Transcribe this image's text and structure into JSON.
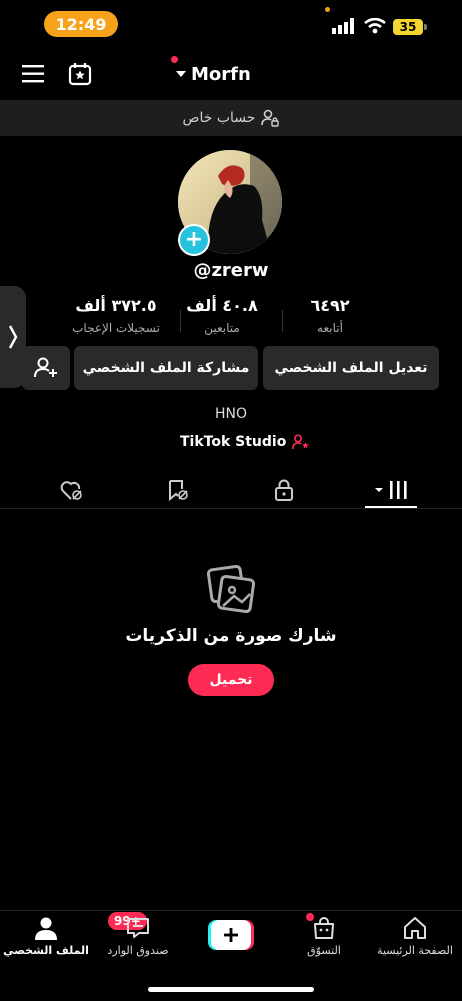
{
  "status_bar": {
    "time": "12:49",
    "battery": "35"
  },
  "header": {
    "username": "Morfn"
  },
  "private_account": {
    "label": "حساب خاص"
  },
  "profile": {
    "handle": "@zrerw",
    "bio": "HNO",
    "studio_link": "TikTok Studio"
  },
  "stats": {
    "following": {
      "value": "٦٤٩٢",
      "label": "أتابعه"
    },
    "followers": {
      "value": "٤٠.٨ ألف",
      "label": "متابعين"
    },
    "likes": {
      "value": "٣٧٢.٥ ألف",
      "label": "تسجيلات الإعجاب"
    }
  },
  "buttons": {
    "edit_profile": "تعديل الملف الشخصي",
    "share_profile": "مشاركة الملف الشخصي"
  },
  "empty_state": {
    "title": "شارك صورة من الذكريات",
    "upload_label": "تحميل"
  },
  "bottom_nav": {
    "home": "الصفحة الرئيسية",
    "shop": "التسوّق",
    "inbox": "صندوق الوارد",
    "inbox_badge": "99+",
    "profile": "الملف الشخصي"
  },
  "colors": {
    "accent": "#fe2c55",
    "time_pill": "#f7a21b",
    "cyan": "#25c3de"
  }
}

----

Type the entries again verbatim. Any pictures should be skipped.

**Finished exercise**.
Transcribe this image's text and structure into JSON.
{
  "status_bar": {
    "time": "12:49",
    "battery": "35"
  },
  "header": {
    "username": "Morfn"
  },
  "private_account": {
    "label": "حساب خاص"
  },
  "profile": {
    "handle": "@zrerw",
    "bio": "HNO",
    "studio_link": "TikTok Studio"
  },
  "stats": {
    "following": {
      "value": "٦٤٩٢",
      "label": "أتابعه"
    },
    "followers": {
      "value": "٤٠.٨ ألف",
      "label": "متابعين"
    },
    "likes": {
      "value": "٣٧٢.٥ ألف",
      "label": "تسجيلات الإعجاب"
    }
  },
  "buttons": {
    "edit_profile": "تعديل الملف الشخصي",
    "share_profile": "مشاركة الملف الشخصي"
  },
  "empty_state": {
    "title": "شارك صورة من الذكريات",
    "upload_label": "تحميل"
  },
  "bottom_nav": {
    "home": "الصفحة الرئيسية",
    "shop": "التسوّق",
    "inbox": "صندوق الوارد",
    "inbox_badge": "99+",
    "profile": "الملف الشخصي"
  },
  "colors": {
    "accent": "#fe2c55",
    "time_pill": "#f7a21b",
    "cyan": "#25c3de"
  }
}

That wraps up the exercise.